> Brief:
Look through the lines below; wherever the word "name" appears, copy that line.

Records drawn from a dataset:
........

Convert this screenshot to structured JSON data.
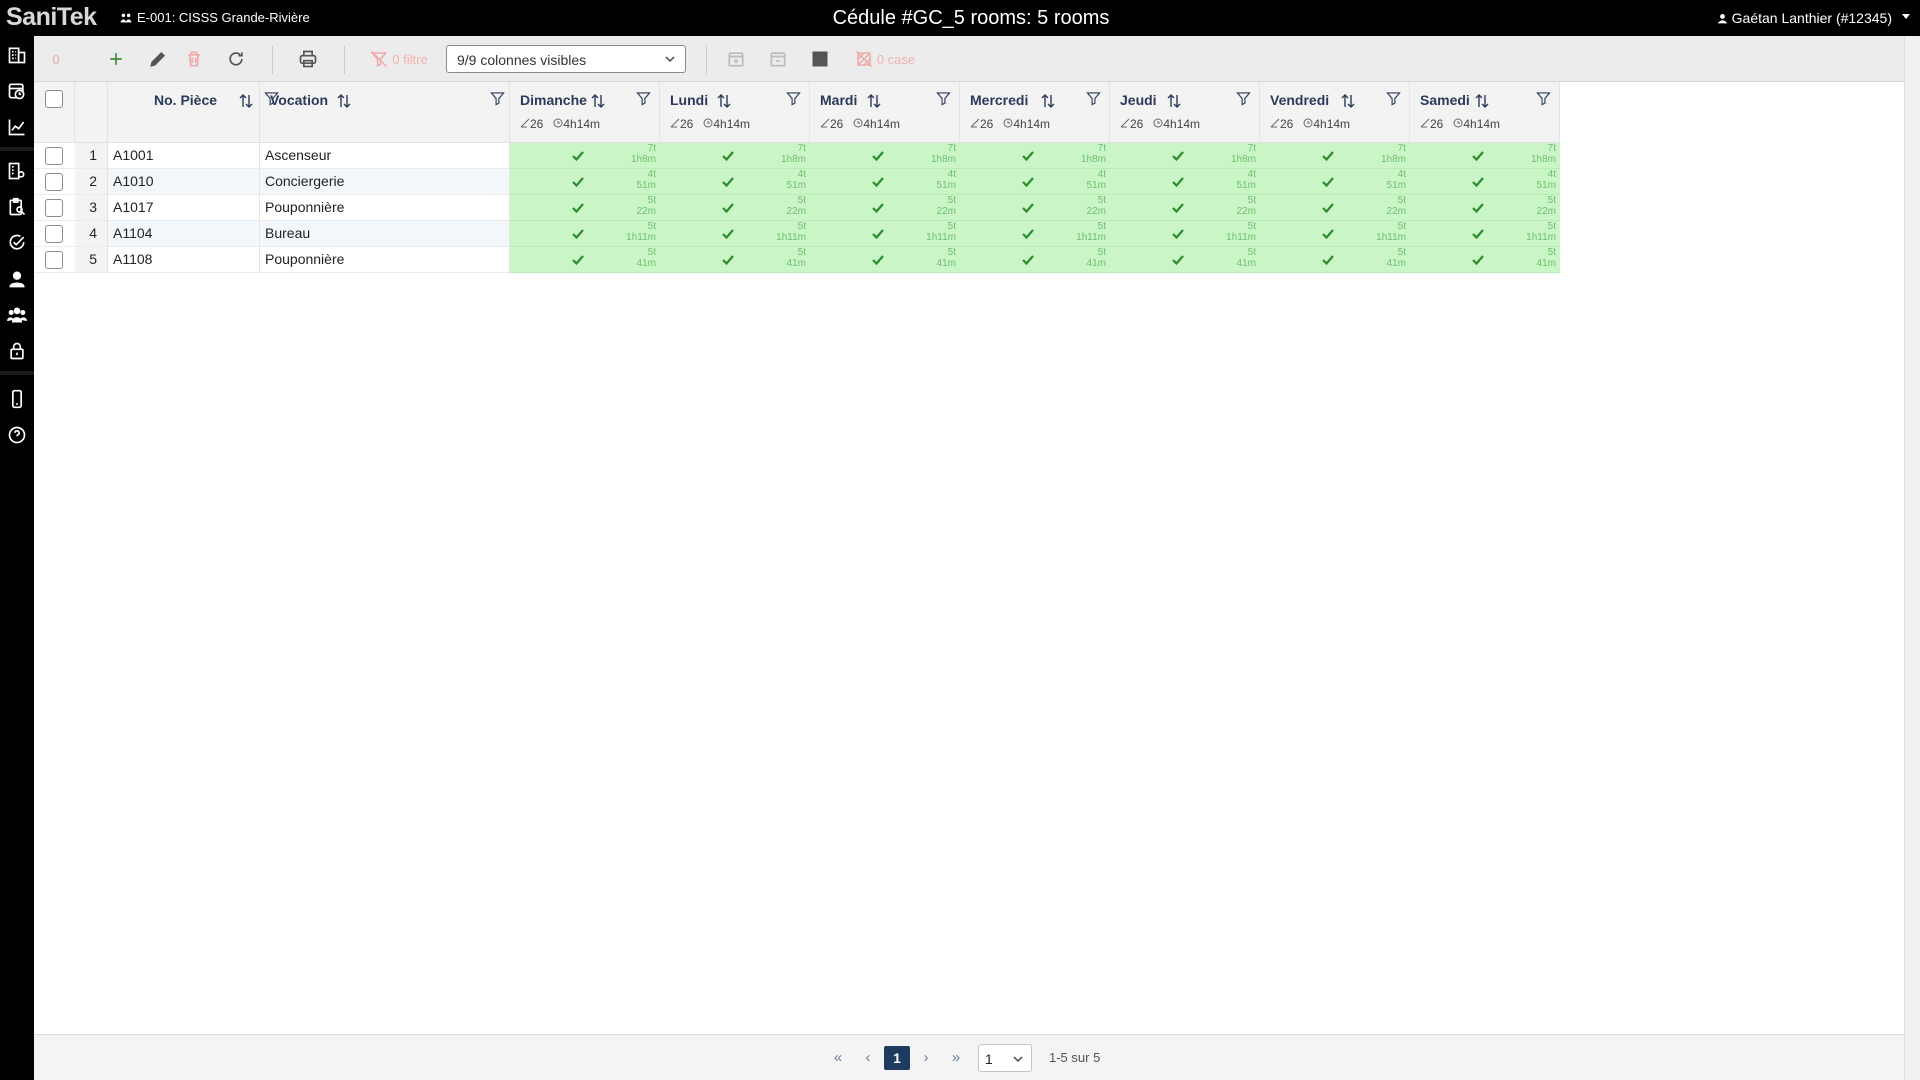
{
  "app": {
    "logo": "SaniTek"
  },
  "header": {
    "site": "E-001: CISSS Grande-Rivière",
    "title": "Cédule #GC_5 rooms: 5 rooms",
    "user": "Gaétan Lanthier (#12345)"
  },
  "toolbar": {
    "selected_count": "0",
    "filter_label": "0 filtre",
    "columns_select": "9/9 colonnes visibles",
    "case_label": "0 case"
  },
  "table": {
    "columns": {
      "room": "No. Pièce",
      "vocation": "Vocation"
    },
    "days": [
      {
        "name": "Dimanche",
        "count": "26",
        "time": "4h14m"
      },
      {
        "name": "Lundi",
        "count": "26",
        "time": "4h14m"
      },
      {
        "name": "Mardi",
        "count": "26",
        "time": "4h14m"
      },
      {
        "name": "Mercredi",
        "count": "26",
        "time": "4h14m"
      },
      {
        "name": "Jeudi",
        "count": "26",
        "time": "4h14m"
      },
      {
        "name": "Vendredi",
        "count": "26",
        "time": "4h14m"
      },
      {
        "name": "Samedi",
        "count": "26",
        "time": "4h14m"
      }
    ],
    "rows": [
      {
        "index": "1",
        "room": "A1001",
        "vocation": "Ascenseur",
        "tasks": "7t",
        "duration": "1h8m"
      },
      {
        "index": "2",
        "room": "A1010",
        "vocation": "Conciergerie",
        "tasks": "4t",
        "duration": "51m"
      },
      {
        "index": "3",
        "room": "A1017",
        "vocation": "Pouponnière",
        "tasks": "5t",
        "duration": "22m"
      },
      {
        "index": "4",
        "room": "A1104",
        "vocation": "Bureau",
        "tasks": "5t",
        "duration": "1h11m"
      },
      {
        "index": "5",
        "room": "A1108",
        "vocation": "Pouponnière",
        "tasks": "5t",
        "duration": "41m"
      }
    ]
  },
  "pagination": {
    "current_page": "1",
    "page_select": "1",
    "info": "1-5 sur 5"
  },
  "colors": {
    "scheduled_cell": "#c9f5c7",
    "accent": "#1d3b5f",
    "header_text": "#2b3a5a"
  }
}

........

> Your solution:
        "name": "Dimanche",
        "name": "Lundi",
        "name": "Mardi",
        "name": "Mercredi",
        "name": "Jeudi",
        "name": "Vendredi",
        "name": "Samedi",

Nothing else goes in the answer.